■ What this task involves
If a line in the entries below contains "list", copy it.

[Records from a dataset]
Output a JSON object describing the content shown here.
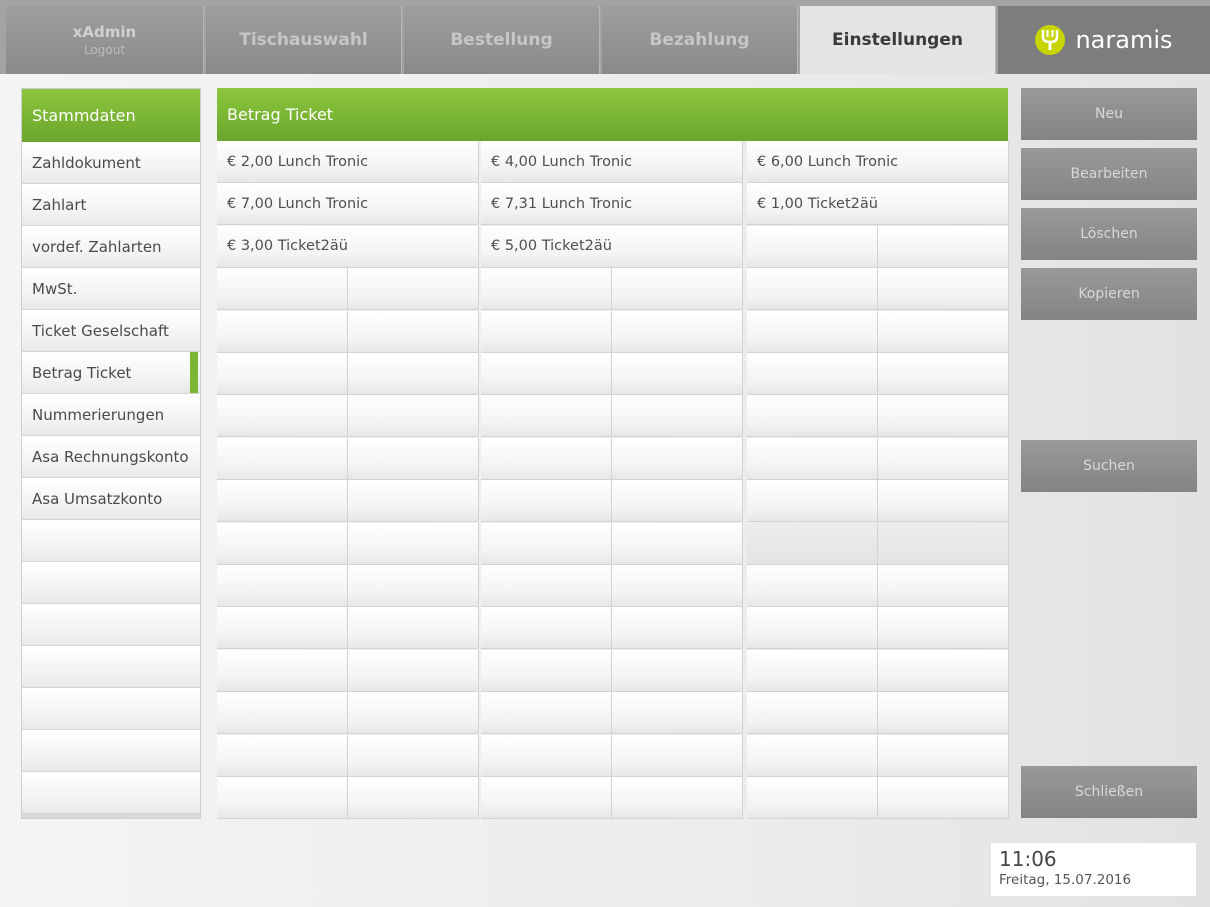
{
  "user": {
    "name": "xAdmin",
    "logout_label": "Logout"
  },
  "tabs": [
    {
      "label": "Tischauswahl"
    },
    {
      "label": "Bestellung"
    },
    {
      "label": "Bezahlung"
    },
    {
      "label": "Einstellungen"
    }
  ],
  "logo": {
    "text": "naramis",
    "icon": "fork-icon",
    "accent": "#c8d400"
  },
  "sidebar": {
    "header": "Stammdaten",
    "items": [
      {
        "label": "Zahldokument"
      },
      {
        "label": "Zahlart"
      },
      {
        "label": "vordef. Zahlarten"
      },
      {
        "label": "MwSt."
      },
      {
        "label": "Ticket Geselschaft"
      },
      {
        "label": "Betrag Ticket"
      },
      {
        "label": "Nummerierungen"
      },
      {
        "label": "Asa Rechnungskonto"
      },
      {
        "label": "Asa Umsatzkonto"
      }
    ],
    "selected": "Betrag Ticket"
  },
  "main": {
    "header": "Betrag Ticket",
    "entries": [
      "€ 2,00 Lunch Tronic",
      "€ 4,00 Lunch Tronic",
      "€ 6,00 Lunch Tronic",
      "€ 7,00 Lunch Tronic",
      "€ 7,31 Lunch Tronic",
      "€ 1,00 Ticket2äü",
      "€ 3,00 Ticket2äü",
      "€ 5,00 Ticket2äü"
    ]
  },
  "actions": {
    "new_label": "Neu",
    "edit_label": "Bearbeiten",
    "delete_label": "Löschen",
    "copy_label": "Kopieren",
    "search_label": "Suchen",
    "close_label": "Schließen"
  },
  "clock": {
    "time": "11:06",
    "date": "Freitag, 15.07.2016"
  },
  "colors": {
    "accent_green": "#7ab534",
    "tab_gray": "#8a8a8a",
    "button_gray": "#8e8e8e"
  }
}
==
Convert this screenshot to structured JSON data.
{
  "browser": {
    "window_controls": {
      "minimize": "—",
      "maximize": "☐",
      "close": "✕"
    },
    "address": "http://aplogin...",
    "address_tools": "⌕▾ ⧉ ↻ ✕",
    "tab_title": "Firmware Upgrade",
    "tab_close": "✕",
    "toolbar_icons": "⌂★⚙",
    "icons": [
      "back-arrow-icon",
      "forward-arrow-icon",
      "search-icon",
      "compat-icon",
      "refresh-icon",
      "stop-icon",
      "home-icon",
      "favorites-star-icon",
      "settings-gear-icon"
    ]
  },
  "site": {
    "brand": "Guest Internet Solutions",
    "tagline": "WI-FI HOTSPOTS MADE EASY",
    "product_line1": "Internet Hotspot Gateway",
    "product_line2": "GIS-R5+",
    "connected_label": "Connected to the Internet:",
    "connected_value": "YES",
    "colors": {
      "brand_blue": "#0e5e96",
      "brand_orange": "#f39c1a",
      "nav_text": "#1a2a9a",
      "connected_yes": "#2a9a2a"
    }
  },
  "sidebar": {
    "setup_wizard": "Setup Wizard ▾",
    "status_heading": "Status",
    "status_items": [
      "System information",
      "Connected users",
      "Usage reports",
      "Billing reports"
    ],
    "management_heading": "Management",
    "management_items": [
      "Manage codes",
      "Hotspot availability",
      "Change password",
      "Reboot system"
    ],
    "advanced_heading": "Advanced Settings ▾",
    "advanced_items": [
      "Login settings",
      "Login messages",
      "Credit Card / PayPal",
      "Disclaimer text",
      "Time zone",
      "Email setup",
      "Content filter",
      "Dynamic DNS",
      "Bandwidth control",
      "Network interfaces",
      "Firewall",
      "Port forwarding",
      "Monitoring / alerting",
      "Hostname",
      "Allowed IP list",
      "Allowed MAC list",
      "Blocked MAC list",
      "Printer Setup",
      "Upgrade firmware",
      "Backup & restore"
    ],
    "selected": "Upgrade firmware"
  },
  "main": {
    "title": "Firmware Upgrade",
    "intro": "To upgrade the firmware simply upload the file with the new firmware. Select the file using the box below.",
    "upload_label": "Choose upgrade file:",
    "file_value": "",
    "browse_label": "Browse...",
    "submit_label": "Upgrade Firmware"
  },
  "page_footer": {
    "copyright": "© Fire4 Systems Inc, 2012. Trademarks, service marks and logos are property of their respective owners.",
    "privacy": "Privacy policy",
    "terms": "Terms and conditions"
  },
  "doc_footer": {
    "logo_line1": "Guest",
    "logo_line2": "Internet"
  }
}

■ Exercise result
      "Allowed IP list",
      "Allowed MAC list",
      "Blocked MAC list",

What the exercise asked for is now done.